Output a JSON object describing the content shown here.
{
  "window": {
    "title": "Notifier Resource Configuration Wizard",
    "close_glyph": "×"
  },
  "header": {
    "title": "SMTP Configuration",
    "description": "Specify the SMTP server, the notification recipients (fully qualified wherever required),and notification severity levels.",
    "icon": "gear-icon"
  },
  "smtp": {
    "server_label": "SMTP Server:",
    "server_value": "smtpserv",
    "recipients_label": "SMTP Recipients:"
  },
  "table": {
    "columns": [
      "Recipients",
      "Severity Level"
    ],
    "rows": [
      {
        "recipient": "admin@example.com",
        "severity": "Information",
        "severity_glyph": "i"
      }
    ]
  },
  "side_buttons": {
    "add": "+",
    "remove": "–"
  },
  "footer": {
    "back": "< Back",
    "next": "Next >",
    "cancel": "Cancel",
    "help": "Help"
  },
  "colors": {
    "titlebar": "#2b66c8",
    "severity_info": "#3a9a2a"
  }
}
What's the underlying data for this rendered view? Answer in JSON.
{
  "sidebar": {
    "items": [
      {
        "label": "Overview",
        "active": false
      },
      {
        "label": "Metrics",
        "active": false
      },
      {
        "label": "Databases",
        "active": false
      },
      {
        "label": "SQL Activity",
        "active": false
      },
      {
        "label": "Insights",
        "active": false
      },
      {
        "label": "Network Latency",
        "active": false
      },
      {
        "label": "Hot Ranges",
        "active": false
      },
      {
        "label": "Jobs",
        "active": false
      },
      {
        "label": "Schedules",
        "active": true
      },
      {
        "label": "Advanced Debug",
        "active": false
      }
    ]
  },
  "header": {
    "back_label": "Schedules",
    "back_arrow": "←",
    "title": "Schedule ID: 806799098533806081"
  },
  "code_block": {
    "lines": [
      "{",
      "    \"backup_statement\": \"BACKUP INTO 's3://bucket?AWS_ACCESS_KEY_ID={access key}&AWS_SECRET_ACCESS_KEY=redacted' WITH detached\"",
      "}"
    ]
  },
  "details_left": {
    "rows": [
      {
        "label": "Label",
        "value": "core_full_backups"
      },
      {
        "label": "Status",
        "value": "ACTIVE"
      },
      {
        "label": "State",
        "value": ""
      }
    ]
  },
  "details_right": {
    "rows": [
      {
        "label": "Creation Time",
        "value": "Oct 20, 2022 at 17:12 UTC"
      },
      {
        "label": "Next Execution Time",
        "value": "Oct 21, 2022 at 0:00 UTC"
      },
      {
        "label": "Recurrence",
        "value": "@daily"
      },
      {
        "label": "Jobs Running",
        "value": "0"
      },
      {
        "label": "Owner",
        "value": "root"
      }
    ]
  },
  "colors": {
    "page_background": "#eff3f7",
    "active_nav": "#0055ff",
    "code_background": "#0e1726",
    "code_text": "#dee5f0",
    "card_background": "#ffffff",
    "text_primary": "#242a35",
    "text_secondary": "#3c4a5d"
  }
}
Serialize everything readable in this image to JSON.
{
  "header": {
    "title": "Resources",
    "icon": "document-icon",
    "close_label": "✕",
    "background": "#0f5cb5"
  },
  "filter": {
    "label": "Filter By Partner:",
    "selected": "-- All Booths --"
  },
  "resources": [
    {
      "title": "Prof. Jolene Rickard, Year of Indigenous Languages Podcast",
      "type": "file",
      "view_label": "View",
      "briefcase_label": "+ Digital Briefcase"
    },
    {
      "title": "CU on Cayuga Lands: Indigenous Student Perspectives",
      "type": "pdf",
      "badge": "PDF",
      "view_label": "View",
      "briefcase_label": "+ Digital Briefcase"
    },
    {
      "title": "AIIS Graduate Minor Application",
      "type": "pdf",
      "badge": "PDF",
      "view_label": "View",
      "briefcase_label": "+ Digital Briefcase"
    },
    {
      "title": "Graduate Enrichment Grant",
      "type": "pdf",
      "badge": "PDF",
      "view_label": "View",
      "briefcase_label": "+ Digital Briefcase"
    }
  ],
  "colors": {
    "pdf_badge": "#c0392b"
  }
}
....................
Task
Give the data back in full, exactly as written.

Reply to the exercise
Output a JSON object describing the content shown here.
{
  "window": {
    "title": "Notifier Resource Configuration Wizard",
    "close_glyph": "×"
  },
  "header": {
    "title": "SMTP Configuration",
    "description": "Specify the SMTP server, the notification recipients (fully qualified wherever required),and notification severity levels.",
    "icon": "gear-icon"
  },
  "smtp": {
    "server_label": "SMTP Server:",
    "server_value": "smtpserv",
    "recipients_label": "SMTP Recipients:"
  },
  "table": {
    "columns": [
      "Recipients",
      "Severity Level"
    ],
    "rows": [
      {
        "recipient": "admin@example.com",
        "severity": "Information",
        "severity_glyph": "i"
      }
    ]
  },
  "side_buttons": {
    "add": "+",
    "remove": "–"
  },
  "footer": {
    "back": "< Back",
    "next": "Next >",
    "cancel": "Cancel",
    "help": "Help"
  },
  "colors": {
    "titlebar": "#2b66c8",
    "severity_info": "#3a9a2a"
  }
}
What's the underlying data for this rendered view? Answer in JSON.
{
  "sidebar": {
    "items": [
      {
        "label": "Overview",
        "active": false
      },
      {
        "label": "Metrics",
        "active": false
      },
      {
        "label": "Databases",
        "active": false
      },
      {
        "label": "SQL Activity",
        "active": false
      },
      {
        "label": "Insights",
        "active": false
      },
      {
        "label": "Network Latency",
        "active": false
      },
      {
        "label": "Hot Ranges",
        "active": false
      },
      {
        "label": "Jobs",
        "active": false
      },
      {
        "label": "Schedules",
        "active": true
      },
      {
        "label": "Advanced Debug",
        "active": false
      }
    ]
  },
  "header": {
    "back_label": "Schedules",
    "back_arrow": "←",
    "title": "Schedule ID: 806799098533806081"
  },
  "code_block": {
    "lines": [
      "{",
      "    \"backup_statement\": \"BACKUP INTO 's3://bucket?AWS_ACCESS_KEY_ID={access key}&AWS_SECRET_ACCESS_KEY=redacted' WITH detached\"",
      "}"
    ]
  },
  "details_left": {
    "rows": [
      {
        "label": "Label",
        "value": "core_full_backups"
      },
      {
        "label": "Status",
        "value": "ACTIVE"
      },
      {
        "label": "State",
        "value": ""
      }
    ]
  },
  "details_right": {
    "rows": [
      {
        "label": "Creation Time",
        "value": "Oct 20, 2022 at 17:12 UTC"
      },
      {
        "label": "Next Execution Time",
        "value": "Oct 21, 2022 at 0:00 UTC"
      },
      {
        "label": "Recurrence",
        "value": "@daily"
      },
      {
        "label": "Jobs Running",
        "value": "0"
      },
      {
        "label": "Owner",
        "value": "root"
      }
    ]
  },
  "colors": {
    "page_background": "#eff3f7",
    "active_nav": "#0055ff",
    "code_background": "#0e1726",
    "code_text": "#dee5f0",
    "card_background": "#ffffff",
    "text_primary": "#242a35",
    "text_secondary": "#3c4a5d"
  }
}
Serialize everything readable in this image to JSON.
{
  "header": {
    "title": "Resources",
    "icon": "document-icon",
    "close_label": "✕",
    "background": "#0f5cb5"
  },
  "filter": {
    "label": "Filter By Partner:",
    "selected": "-- All Booths --"
  },
  "resources": [
    {
      "title": "Prof. Jolene Rickard, Year of Indigenous Languages Podcast",
      "type": "file",
      "view_label": "View",
      "briefcase_label": "+ Digital Briefcase"
    },
    {
      "title": "CU on Cayuga Lands: Indigenous Student Perspectives",
      "type": "pdf",
      "badge": "PDF",
      "view_label": "View",
      "briefcase_label": "+ Digital Briefcase"
    },
    {
      "title": "AIIS Graduate Minor Application",
      "type": "pdf",
      "badge": "PDF",
      "view_label": "View",
      "briefcase_label": "+ Digital Briefcase"
    },
    {
      "title": "Graduate Enrichment Grant",
      "type": "pdf",
      "badge": "PDF",
      "view_label": "View",
      "briefcase_label": "+ Digital Briefcase"
    }
  ],
  "colors": {
    "pdf_badge": "#c0392b"
  }
}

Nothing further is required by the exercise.